§ Records

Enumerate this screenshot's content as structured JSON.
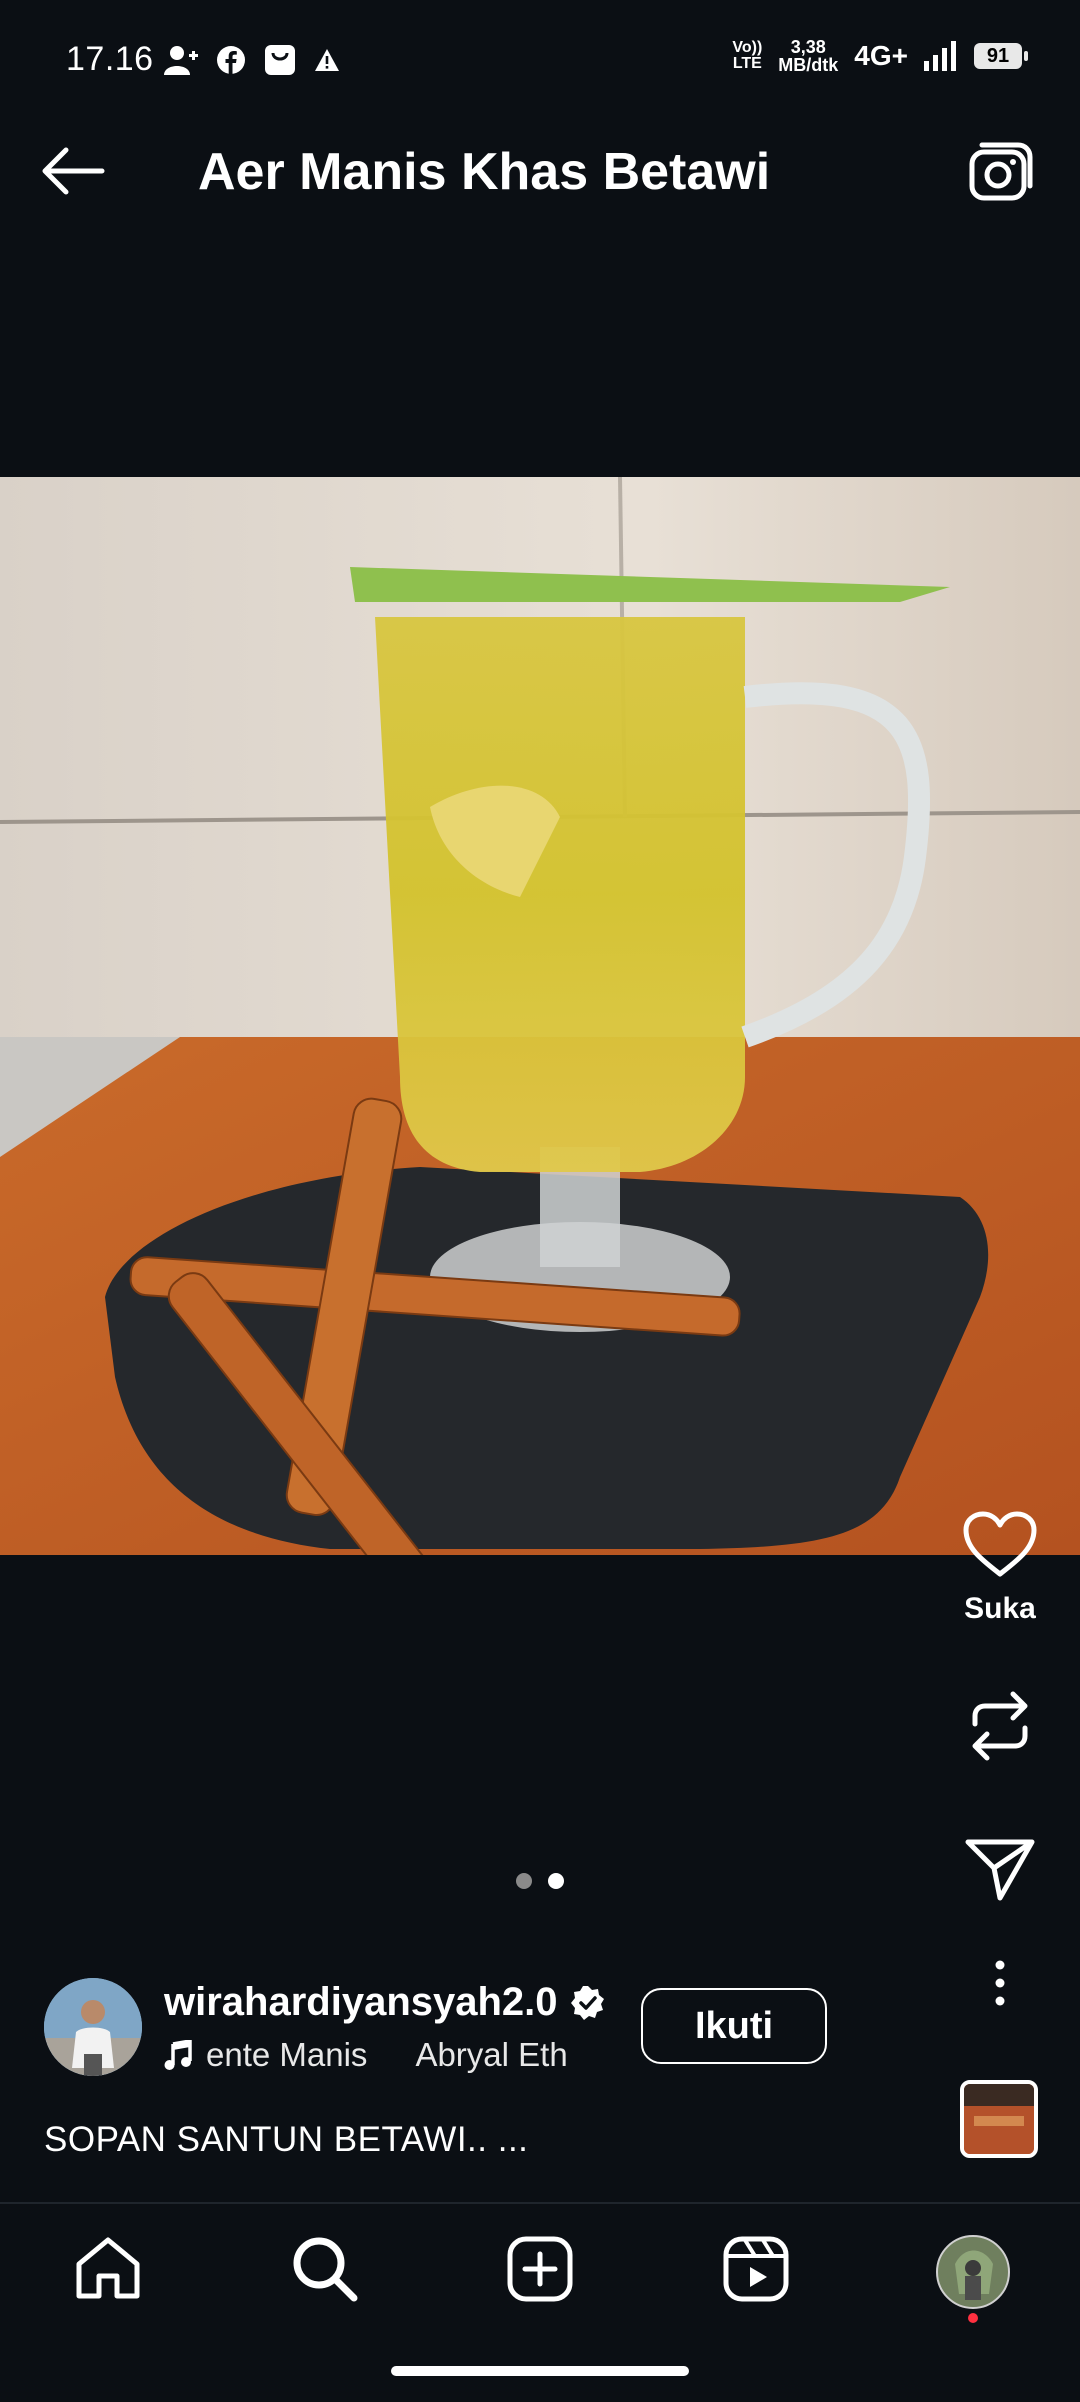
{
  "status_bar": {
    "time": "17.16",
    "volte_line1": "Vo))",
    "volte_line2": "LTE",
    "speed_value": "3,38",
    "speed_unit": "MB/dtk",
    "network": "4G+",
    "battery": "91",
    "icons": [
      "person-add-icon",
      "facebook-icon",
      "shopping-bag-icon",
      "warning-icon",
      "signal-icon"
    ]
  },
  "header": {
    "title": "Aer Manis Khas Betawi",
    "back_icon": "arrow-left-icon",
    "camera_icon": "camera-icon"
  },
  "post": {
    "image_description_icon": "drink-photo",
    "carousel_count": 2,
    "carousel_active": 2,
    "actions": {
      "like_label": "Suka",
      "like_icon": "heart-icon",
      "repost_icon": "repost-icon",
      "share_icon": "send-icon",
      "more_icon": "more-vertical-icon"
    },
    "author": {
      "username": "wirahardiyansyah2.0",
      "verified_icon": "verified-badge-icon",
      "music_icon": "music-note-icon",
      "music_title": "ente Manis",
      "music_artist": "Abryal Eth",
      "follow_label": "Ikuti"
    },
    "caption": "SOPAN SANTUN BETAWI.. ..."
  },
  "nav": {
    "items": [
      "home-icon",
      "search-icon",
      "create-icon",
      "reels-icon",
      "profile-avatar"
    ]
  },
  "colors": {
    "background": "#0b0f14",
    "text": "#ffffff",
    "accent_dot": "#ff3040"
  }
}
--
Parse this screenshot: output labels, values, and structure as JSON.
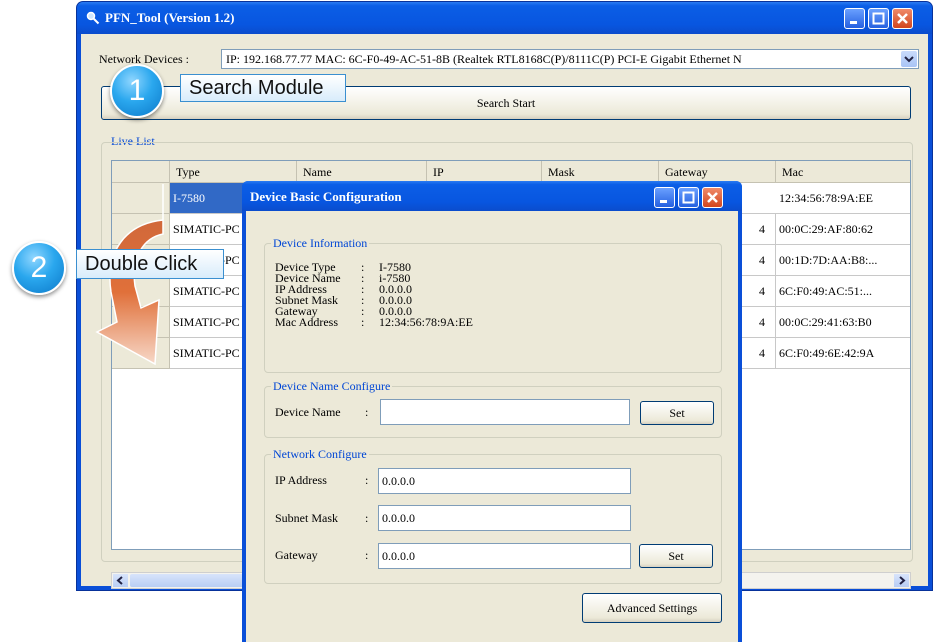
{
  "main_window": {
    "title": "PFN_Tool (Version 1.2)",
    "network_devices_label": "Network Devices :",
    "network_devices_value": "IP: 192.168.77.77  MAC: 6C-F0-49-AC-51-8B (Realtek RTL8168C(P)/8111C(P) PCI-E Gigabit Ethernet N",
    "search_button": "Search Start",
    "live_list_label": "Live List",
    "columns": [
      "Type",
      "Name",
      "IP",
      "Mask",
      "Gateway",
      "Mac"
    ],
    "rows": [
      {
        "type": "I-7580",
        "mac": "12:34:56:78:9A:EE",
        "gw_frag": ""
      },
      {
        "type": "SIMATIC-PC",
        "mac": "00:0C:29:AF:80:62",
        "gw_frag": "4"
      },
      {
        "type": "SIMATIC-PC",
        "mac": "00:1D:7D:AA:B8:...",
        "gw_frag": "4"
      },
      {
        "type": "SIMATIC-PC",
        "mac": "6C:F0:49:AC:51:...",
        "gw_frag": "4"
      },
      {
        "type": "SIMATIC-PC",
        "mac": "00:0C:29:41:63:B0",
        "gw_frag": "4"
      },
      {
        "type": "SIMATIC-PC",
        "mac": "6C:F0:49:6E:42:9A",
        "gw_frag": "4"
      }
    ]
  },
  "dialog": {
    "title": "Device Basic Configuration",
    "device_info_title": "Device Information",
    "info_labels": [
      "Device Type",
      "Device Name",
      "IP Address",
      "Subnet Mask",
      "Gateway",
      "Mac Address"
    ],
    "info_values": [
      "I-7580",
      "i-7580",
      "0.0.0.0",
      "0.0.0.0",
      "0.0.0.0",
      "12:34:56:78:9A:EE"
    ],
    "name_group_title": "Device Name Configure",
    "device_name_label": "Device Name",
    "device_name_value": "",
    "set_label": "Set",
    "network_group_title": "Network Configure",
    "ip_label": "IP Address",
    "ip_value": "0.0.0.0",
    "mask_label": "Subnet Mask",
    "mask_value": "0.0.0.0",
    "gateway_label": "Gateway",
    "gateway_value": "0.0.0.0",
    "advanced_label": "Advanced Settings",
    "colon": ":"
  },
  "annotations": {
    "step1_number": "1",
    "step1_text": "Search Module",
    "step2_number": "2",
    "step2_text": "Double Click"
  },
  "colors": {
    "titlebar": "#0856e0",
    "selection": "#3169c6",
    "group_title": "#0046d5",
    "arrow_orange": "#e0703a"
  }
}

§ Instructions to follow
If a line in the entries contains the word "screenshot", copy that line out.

§ Output
Enumerate this screenshot's content as structured JSON.
Parse this screenshot: output labels, values, and structure as JSON.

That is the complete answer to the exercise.